You don’t get to disagree with your own heroes everyday. But last month I published a piece that does just this. Not because I like disagreeing with people, but because I want charities to succeed in their legacy giving programs.

Your legacy newsletter is a vital tool for doing just that. Here’s why:

Like all fundraisers I have my heroes. There are people in the sector I admire and whose thoughts and opinions I soak up like a sponge in my search to get better at what I do.
So here I sit – feeling itchy and awkward because I disagree with two of them.

In the world of donor communications, Tom Ahern is my Superman. He’s a brilliant guy who simply gets donors – and has a genius for connecting with them meaningfully. In the field of legacy giving, Richard Radcliffe is my Batman. This guy has been listening to donors for decades – and putting their wishes first in his work.
So to the question at hand: Are legacy newsletters a good idea?

In a post quoted in last month’s issue of GPIC, Tom Ahern argued that they’re not. He’s never seen one that he likes. He believes that legacy information should simply be included in the charity’s regular newsletter.
Richard Radcliffe (in his usual Monty Python style) refers to these pieces as ‘death letters.’ He asks why a charity would mail a donor and encourage her to think about
her impending demise.

Now, don’t get me wrong. I think both of their criticisms are valid. I just don’t think they’re complete. I think that legacy-specific newsletters can be a superb tool to cultivate bequest prospects, persuade them to consider a legacy gift and to steward them once the gift has been made. Here are my six top reasons why I’m taking a deep breath and disagreeing with my superheroes:

  1. Legacy newsletters should be about life – and not death.

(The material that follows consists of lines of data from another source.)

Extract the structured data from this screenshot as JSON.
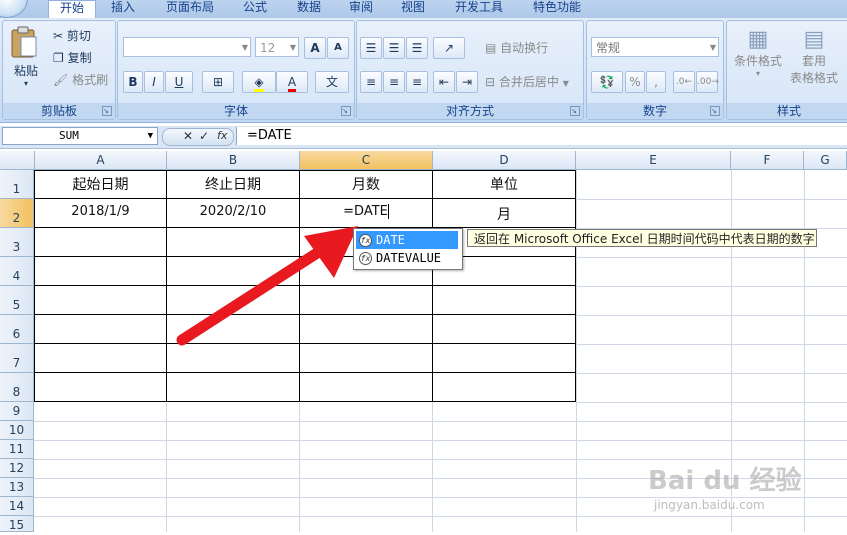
{
  "tabs": [
    "开始",
    "插入",
    "页面布局",
    "公式",
    "数据",
    "审阅",
    "视图",
    "开发工具",
    "特色功能"
  ],
  "clipboard": {
    "paste": "粘贴",
    "cut": "剪切",
    "copy": "复制",
    "format_painter": "格式刷",
    "label": "剪贴板"
  },
  "font": {
    "name": "",
    "size": "12",
    "bold": "B",
    "italic": "I",
    "underline": "U",
    "grow": "A",
    "shrink": "A",
    "label": "字体"
  },
  "alignment": {
    "wrap_text": "自动换行",
    "merge_center": "合并后居中",
    "label": "对齐方式"
  },
  "number": {
    "format": "常规",
    "percent": "%",
    "comma": ",",
    "label": "数字"
  },
  "styles": {
    "conditional": "条件格式",
    "table_line1": "套用",
    "table_line2": "表格格式",
    "label": "样式"
  },
  "formula_bar": {
    "name_box": "SUM",
    "cancel": "✕",
    "enter": "✓",
    "fx": "fx",
    "content": "=DATE"
  },
  "columns": [
    "A",
    "B",
    "C",
    "D",
    "E",
    "F",
    "G"
  ],
  "rows": [
    "1",
    "2",
    "3",
    "4",
    "5",
    "6",
    "7",
    "8",
    "9",
    "10",
    "11",
    "12",
    "13",
    "14",
    "15"
  ],
  "cells": {
    "A1": "起始日期",
    "B1": "终止日期",
    "C1": "月数",
    "D1": "单位",
    "A2": "2018/1/9",
    "B2": "2020/2/10",
    "C2": "=DATE",
    "D2": "月"
  },
  "autocomplete": {
    "items": [
      "DATE",
      "DATEVALUE"
    ],
    "icon": "fx",
    "tooltip": "返回在 Microsoft Office Excel 日期时间代码中代表日期的数字"
  },
  "watermark": {
    "logo": "Bai du 经验",
    "url": "jingyan.baidu.com"
  },
  "colors": {
    "arrow": "#e8191f",
    "selected_header": "#f1c15f",
    "ribbon": "#d1e1f5",
    "highlight": "#3399ff"
  }
}
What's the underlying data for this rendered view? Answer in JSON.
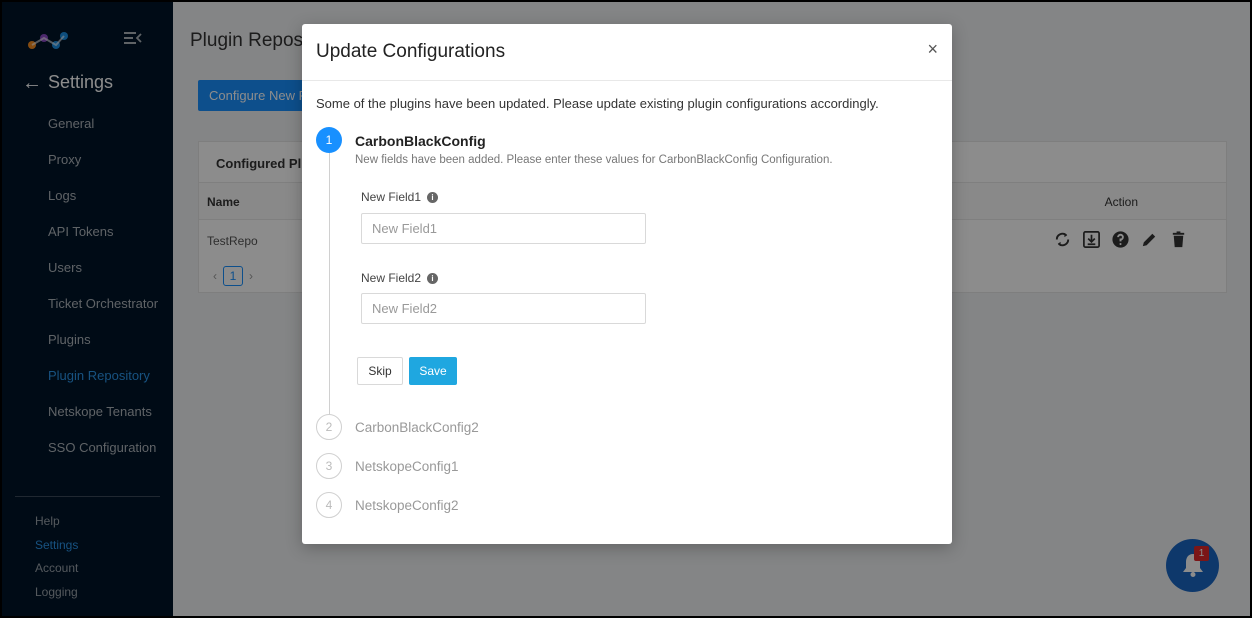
{
  "sidebar": {
    "back_label": "Settings",
    "items": [
      {
        "label": "General"
      },
      {
        "label": "Proxy"
      },
      {
        "label": "Logs"
      },
      {
        "label": "API Tokens"
      },
      {
        "label": "Users"
      },
      {
        "label": "Ticket Orchestrator"
      },
      {
        "label": "Plugins"
      },
      {
        "label": "Plugin Repository",
        "active": true
      },
      {
        "label": "Netskope Tenants"
      },
      {
        "label": "SSO Configuration"
      }
    ],
    "bottom_items": [
      {
        "label": "Help"
      },
      {
        "label": "Settings",
        "active": true
      },
      {
        "label": "Account"
      },
      {
        "label": "Logging"
      }
    ]
  },
  "page": {
    "title": "Plugin Reposi",
    "configure_button": "Configure New P",
    "card_title": "Configured Plu",
    "columns": {
      "name": "Name",
      "action": "Action"
    },
    "row": {
      "name": "TestRepo"
    },
    "current_page": "1",
    "prev": "‹",
    "next": "›"
  },
  "modal": {
    "title": "Update Configurations",
    "close": "×",
    "intro": "Some of the plugins have been updated. Please update existing plugin configurations accordingly.",
    "steps": [
      {
        "number": "1",
        "title": "CarbonBlackConfig",
        "description": "New fields have been added. Please enter these values for CarbonBlackConfig Configuration.",
        "status": "active"
      },
      {
        "number": "2",
        "title": "CarbonBlackConfig2",
        "status": "pending"
      },
      {
        "number": "3",
        "title": "NetskopeConfig1",
        "status": "pending"
      },
      {
        "number": "4",
        "title": "NetskopeConfig2",
        "status": "pending"
      }
    ],
    "fields": [
      {
        "label": "New Field1",
        "placeholder": "New Field1",
        "value": ""
      },
      {
        "label": "New Field2",
        "placeholder": "New Field2",
        "value": ""
      }
    ],
    "skip_label": "Skip",
    "save_label": "Save"
  },
  "notification": {
    "count": "1"
  },
  "colors": {
    "primary": "#1890ff",
    "save": "#1fa7e0",
    "sidebar": "#001529",
    "badge": "#e0282b"
  }
}
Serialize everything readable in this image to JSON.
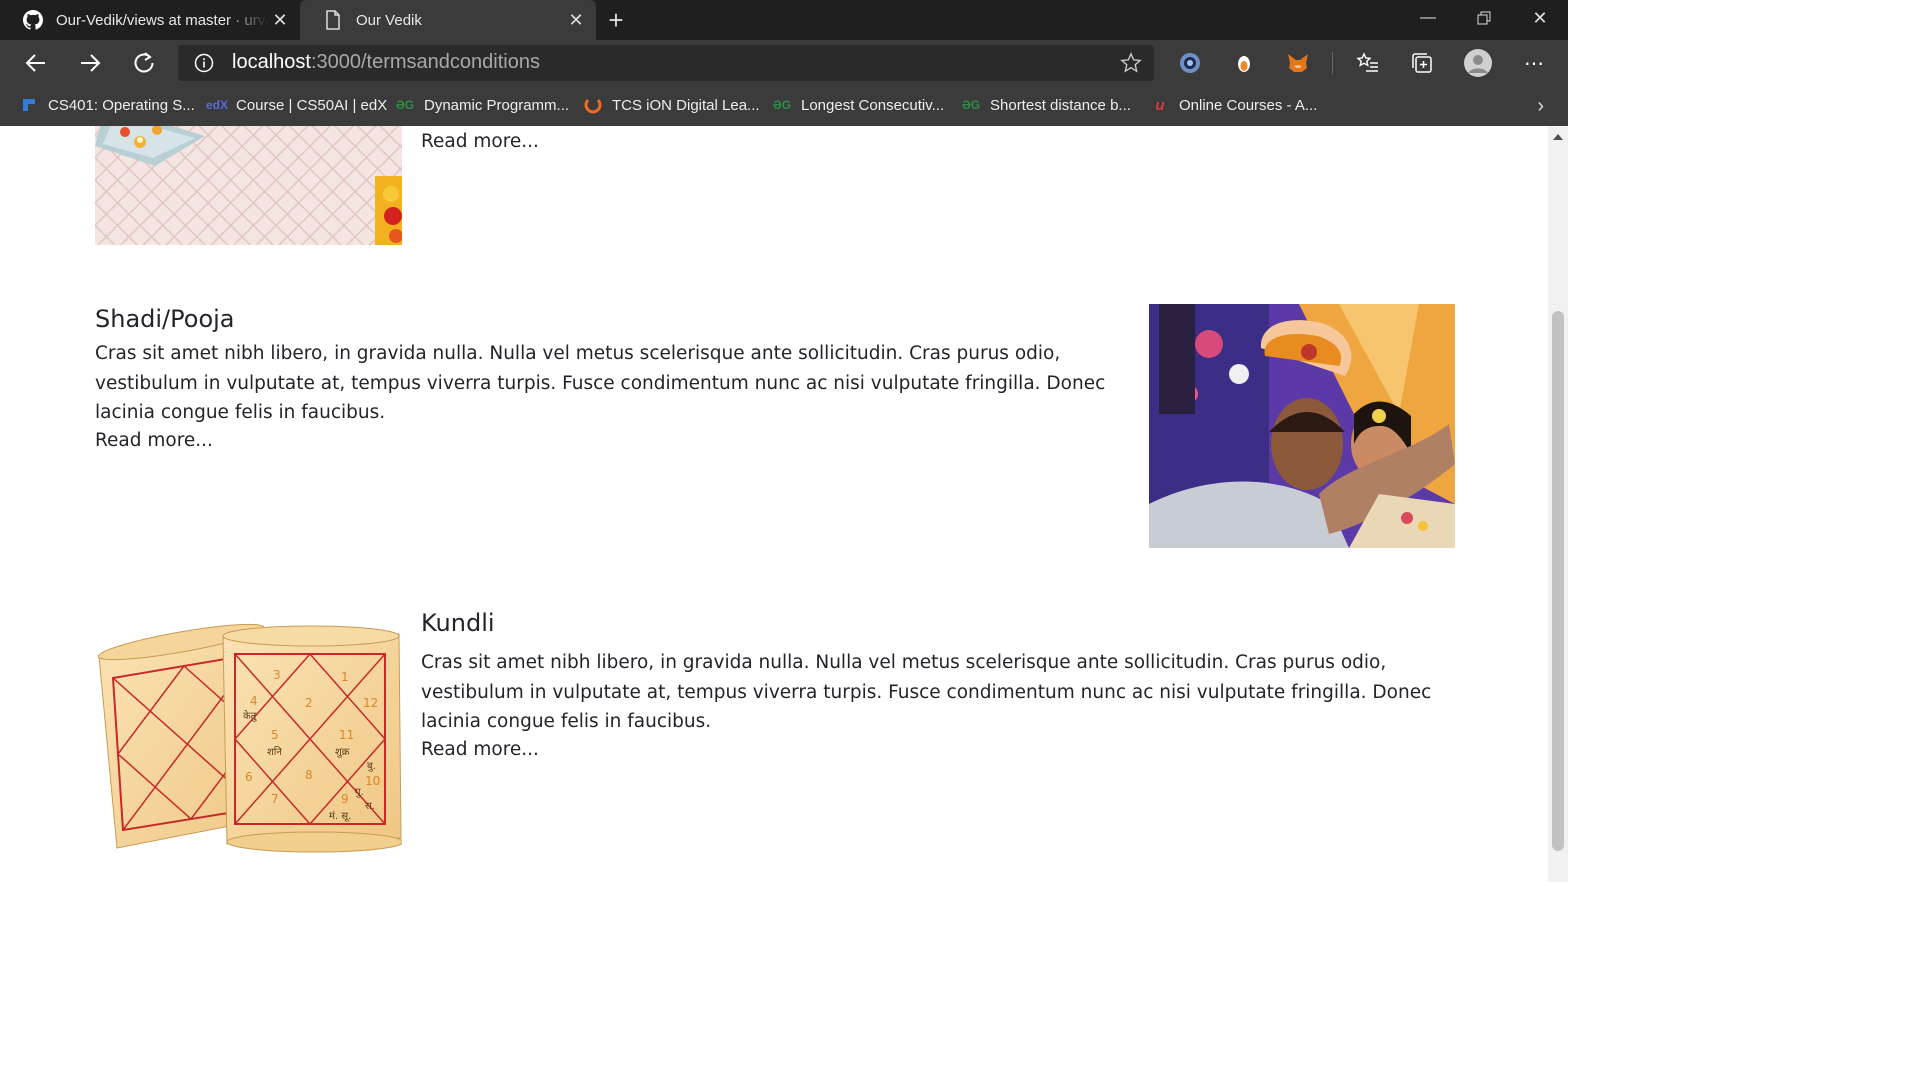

Richard Radcliffe is right when he criticizes newsletters that focus on death, estate planning and tax avoidance. But I don’t think these newsletters should talk about those things at all. Rather, they should focus on advancing the cause, shared beliefs and how legacy gifts expand and amplify the purpose and meaning in the donor’s life.
  2. Legacy newsletters can be highly targeted. I agree with Tom Ahern that just about every piece of donor communication should contain some sort of legacy messaging. Having said that, some donors are more likely to make bequests than others. In my experience, legacy prospects make up about 20% to 25% of a donor database. It makes a lot of sense to me that these folks get newsletters that are focused on bequests.
  3. Legacy newsletters can be very personal. Imagine a newsletter where 80% of the copy is actually from someone real, rather than written in third person institution-speak. Stories by volunteers, donors, program recipients, board members and staff leadership bring the cause and the organization to life.
  4. Legacy newsletters can (and should!) be about people. This is your opportunity to tell stories – and lots of them! Human stories. Emotional stories. Passionate stories.
  5. Stories that donors will connect deeply with and be inspired by. (Remember that the purpose of these newsletters is to INSPIRE, not INSTRUCT.)
  6. Legacy newsletters can be highly persuasive to many older donors who don’t want to feel the ‘pressure’ of phone calls and visits. I’ve witnessed many donor focus groups where the right kind of legacy newsletter is embraced by donors who support the charity in question.
  7. Legacy newsletters might give the planned giving director more control over content. In many charities (especially larger ones), newsletters are the property of the marketing and communications branch. It’s often frustrating and exhausting to try to get persuasive legacy content into the general newsletter. In this case, publishing your own can make more sense and be much more effective.
  8. Legacy newsletters can do a great job of speaking to an older donor’s life experience and stage in life’s journey. They can connect with the donor at the level of beliefs (which is the crazy glue of human relationships). They can help forge deep and loyal bonds.

Richard Radcliffe is right when he talks about ‘death letters.’ If your newsletter focuses on death and taxes, you’re missing the boat. I guess my disagreement with Richard is that newsletters don’t have to be this way.

Tom Ahern is right when he says that regular donor newsletters should contain legacy content. I’d go so far as to say that almost all your communications vehicles should be planting legacy
gift seeds. But, I disagree with Tom when he says that legacy newsletters are ineffective. Let’s face it. Many of them are poorly written. But they don’t have to be!

Tom and Richard are still my super-heroes. I agree with almost everything they say – and I’m grateful for everything I’ve learned from them. But in this one instance, I’m afraid I’m not
on the same page.

This article originally appeared in October’s issue of Gift Planning in Canada (Vol. 16, number 10)